WORK TASK: Return all lines below containing the word "Details".

[App and web page records]
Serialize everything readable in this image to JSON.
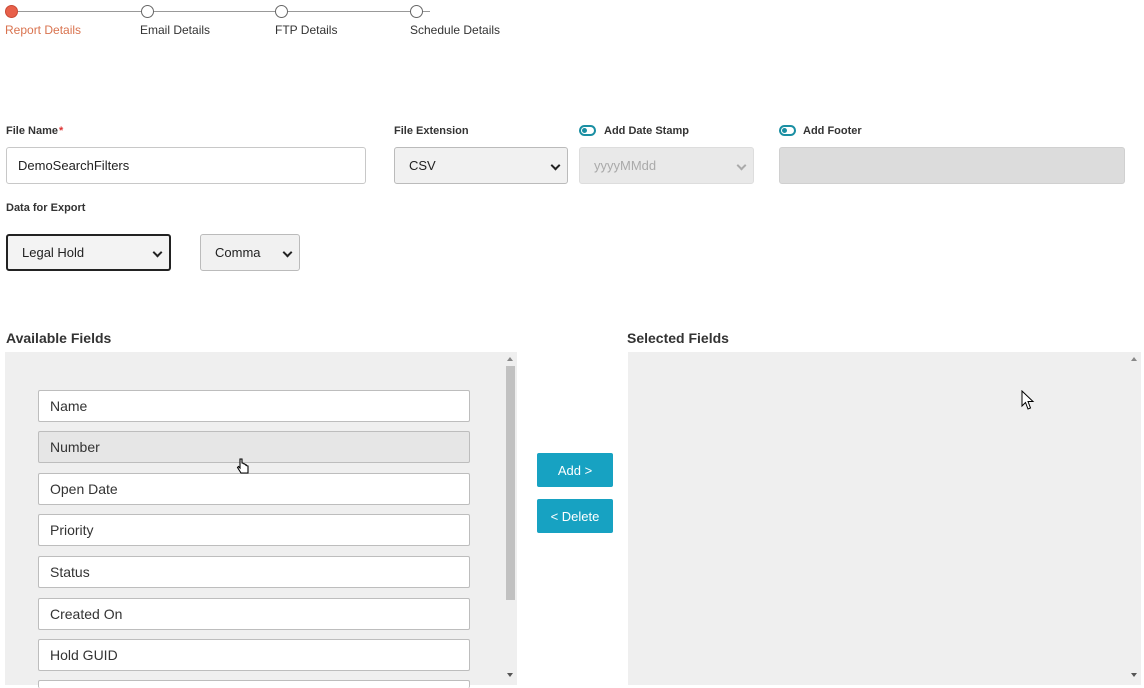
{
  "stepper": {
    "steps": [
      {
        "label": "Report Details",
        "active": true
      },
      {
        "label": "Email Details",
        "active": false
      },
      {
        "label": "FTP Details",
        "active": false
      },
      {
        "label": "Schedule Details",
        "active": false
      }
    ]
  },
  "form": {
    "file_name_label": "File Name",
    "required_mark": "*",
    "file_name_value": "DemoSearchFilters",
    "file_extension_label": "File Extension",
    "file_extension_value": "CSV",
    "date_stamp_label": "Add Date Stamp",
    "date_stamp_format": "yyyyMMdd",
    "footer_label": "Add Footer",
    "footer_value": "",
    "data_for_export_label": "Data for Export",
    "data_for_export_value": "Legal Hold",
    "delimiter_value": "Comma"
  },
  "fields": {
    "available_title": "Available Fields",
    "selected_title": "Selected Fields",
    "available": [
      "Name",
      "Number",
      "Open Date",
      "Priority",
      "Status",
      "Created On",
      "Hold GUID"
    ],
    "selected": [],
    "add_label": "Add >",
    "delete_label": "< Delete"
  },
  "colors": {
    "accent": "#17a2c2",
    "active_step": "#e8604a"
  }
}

RESPONSE TO THIS TASK:
        "label": "Report Details",
        "label": "Email Details",
        "label": "FTP Details",
        "label": "Schedule Details",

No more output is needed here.